Strong global demand has pushed dairy prices to levels not seen since 2014.
Since the middle of November, prices at the Global Dairy Trade (GDT) auction have risen steadily, but in the March 2 auction the average price jumped by 15 per cent to US$4,231 (£3,056) a tonne.
Whole milk powder led the way with a 21 per cent increase in value, with butter prices up by nearly 14 per cent.
The rise in cheddar and skimmed milk powder prices was more muted and there was a small drop in the value of butter milk powder.
The GDT result pushed up dairy futures prices in the US and Germany.
A combination of a seasonal decline in New Zealand diary production and very strong demand in China pushed the GDT price up.
The strong performance of whole milk powder could be a benefit to British dairy farmers even though very little of the commodity is produced in the UK, according to Patty Clayton of AHDB.
She said: "While the UK will not benefit directly from the higher WMP returns, they will encourage more milk to be directed into WMP leaving less available for other products.
"This will, in turn, provide support to the value of both fat and protein, pushing up prices of other dairy products.”
Short term UK milk prices will be influenced by the size of the spring flush and how much needs to be exported.
Almost all the milk and cream exported in the spring is shipped to the EU.
Trade this year will be under new post-Brexit rules.
There will be no tariffs on exports, but shipments will have to be accompanied by customs declarations and health certificates, which will add to the cost and time taken to ship milk.

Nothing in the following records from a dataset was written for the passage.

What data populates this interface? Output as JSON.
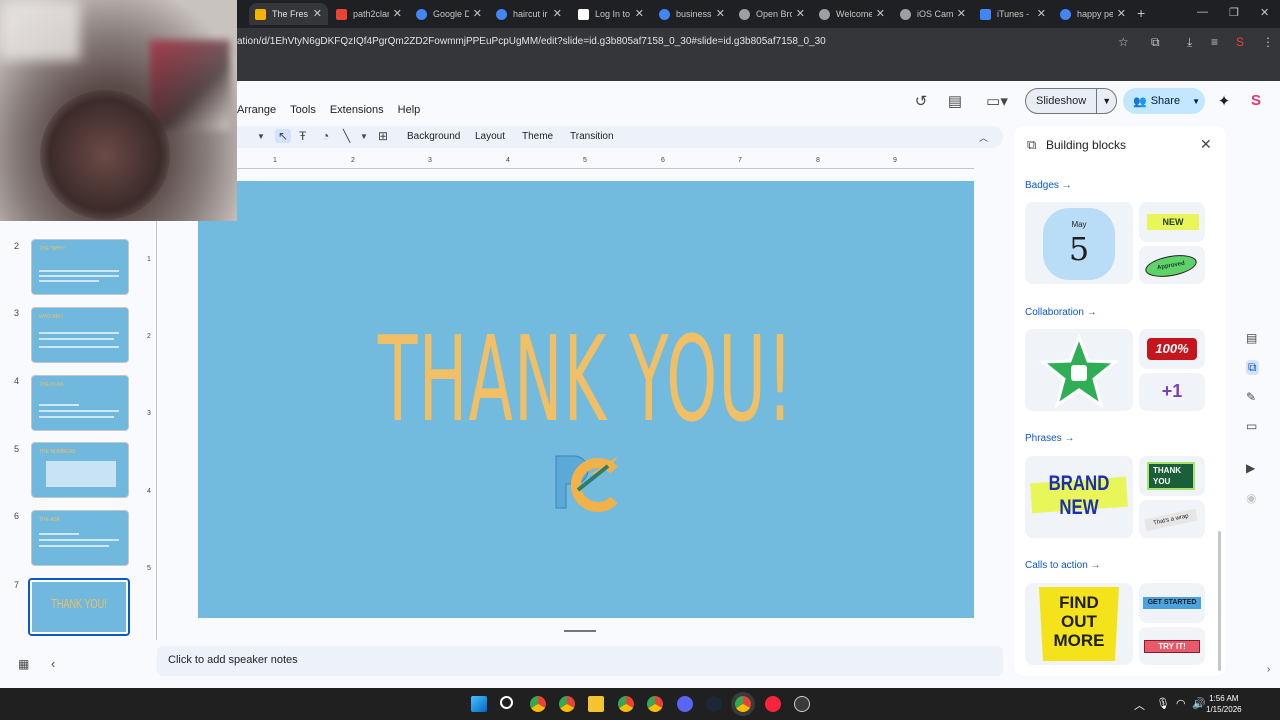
{
  "browser": {
    "tabs": [
      {
        "title": "The Fresh",
        "color": "#f4b400",
        "active": true
      },
      {
        "title": "path2clar",
        "color": "#ea4335"
      },
      {
        "title": "Google D",
        "color": "#4285f4"
      },
      {
        "title": "haircut ir",
        "color": "#4285f4"
      },
      {
        "title": "Log In to",
        "color": "#ffffff"
      },
      {
        "title": "business",
        "color": "#4285f4"
      },
      {
        "title": "Open Bro",
        "color": "#9aa0a6"
      },
      {
        "title": "Welcome",
        "color": "#9aa0a6"
      },
      {
        "title": "iOS Cam",
        "color": "#9aa0a6"
      },
      {
        "title": "iTunes -",
        "color": "#4285f4"
      },
      {
        "title": "happy pe",
        "color": "#4285f4"
      }
    ],
    "url": "ation/d/1EhVtyN6gDKFQzIQf4PgrQm2ZD2FowmmjPPEuPcpUgMM/edit?slide=id.g3b805af7158_0_30#slide=id.g3b805af7158_0_30"
  },
  "menu": [
    "Arrange",
    "Tools",
    "Extensions",
    "Help"
  ],
  "header": {
    "slideshow_label": "Slideshow",
    "share_label": "Share"
  },
  "toolbar": {
    "background": "Background",
    "layout": "Layout",
    "theme": "Theme",
    "transition": "Transition"
  },
  "ruler": [
    "1",
    "2",
    "3",
    "4",
    "5",
    "6",
    "7",
    "8",
    "9"
  ],
  "vruler": [
    "1",
    "2",
    "3",
    "4",
    "5"
  ],
  "slides": [
    {
      "num": "2",
      "title": "THE \"WHY\""
    },
    {
      "num": "3",
      "title": "WHO AM I"
    },
    {
      "num": "4",
      "title": "THE PLAN"
    },
    {
      "num": "5",
      "title": "THE NUMBERS"
    },
    {
      "num": "6",
      "title": "THE ASK"
    },
    {
      "num": "7",
      "title": "THANK YOU!"
    }
  ],
  "slide": {
    "title": "THANK YOU!",
    "logo_text": "PC"
  },
  "notes_placeholder": "Click to add speaker notes",
  "panel": {
    "title": "Building blocks",
    "sections": [
      "Badges",
      "Collaboration",
      "Phrases",
      "Calls to action"
    ],
    "badges": {
      "month": "May",
      "day": "5",
      "new": "NEW",
      "approved": "Approved"
    },
    "collab": {
      "percent": "100%",
      "plus": "+1"
    },
    "phrases": {
      "brand1": "BRAND",
      "brand2": "NEW",
      "thanks1": "THANK",
      "thanks2": "YOU",
      "wrap": "That's a wrap"
    },
    "cta": {
      "find1": "FIND",
      "find2": "OUT",
      "find3": "MORE",
      "started": "GET STARTED",
      "try": "TRY IT!"
    }
  },
  "taskbar": {
    "time": "1:56 AM",
    "date": "1/15/2026"
  }
}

AHDB expects March GB milk production to be a little less than last year, with April output 0.8 per cent higher at 1.110 billion litres and May production 1.5 per cent up at 1.160 billion litres.
This spring is unlikely to see the same disruption to the domestic market caused by Covid-19 as last year, with demand continuing to benefit from more in-home consumption because of lockdown and the gradual return of foodservice demand.
Global production is expected to increase by 2.7 billion litres in 2021, according to analysts at Rabobank.
That compares with a 4.5bn litre or a 1.4 per cent increase in 2020.
The expected 0.9 per cent in production is a little behind the projected growth in global population in 2021, with demand in some countries being influenced by higher milk consumption per person as well as a growing population.
In July 2020, think tank the OECD and the UN Food and Agriculture Organisation predicted that global dairy consumption per person will increase by 9 per cent over the next decade, while the population is set to increase by nearly 10 per cent.
European consumption per head is predicted to increase by 6 per cent over the next 10 years, although the population could shrink by nearly 1 per cent.
This contrasts with India, where consumption per head is predicted to jump by more than fifth, while the population grows by 9 per cent.
Analysts said a note of caution does need to be sounded about the GDT results – higher prices invariably lead to increased output, dampening the market in time.
Prices rose rapidly in late 2012 and held for 18 months. However, increased global production meant that auction values plunged the following year.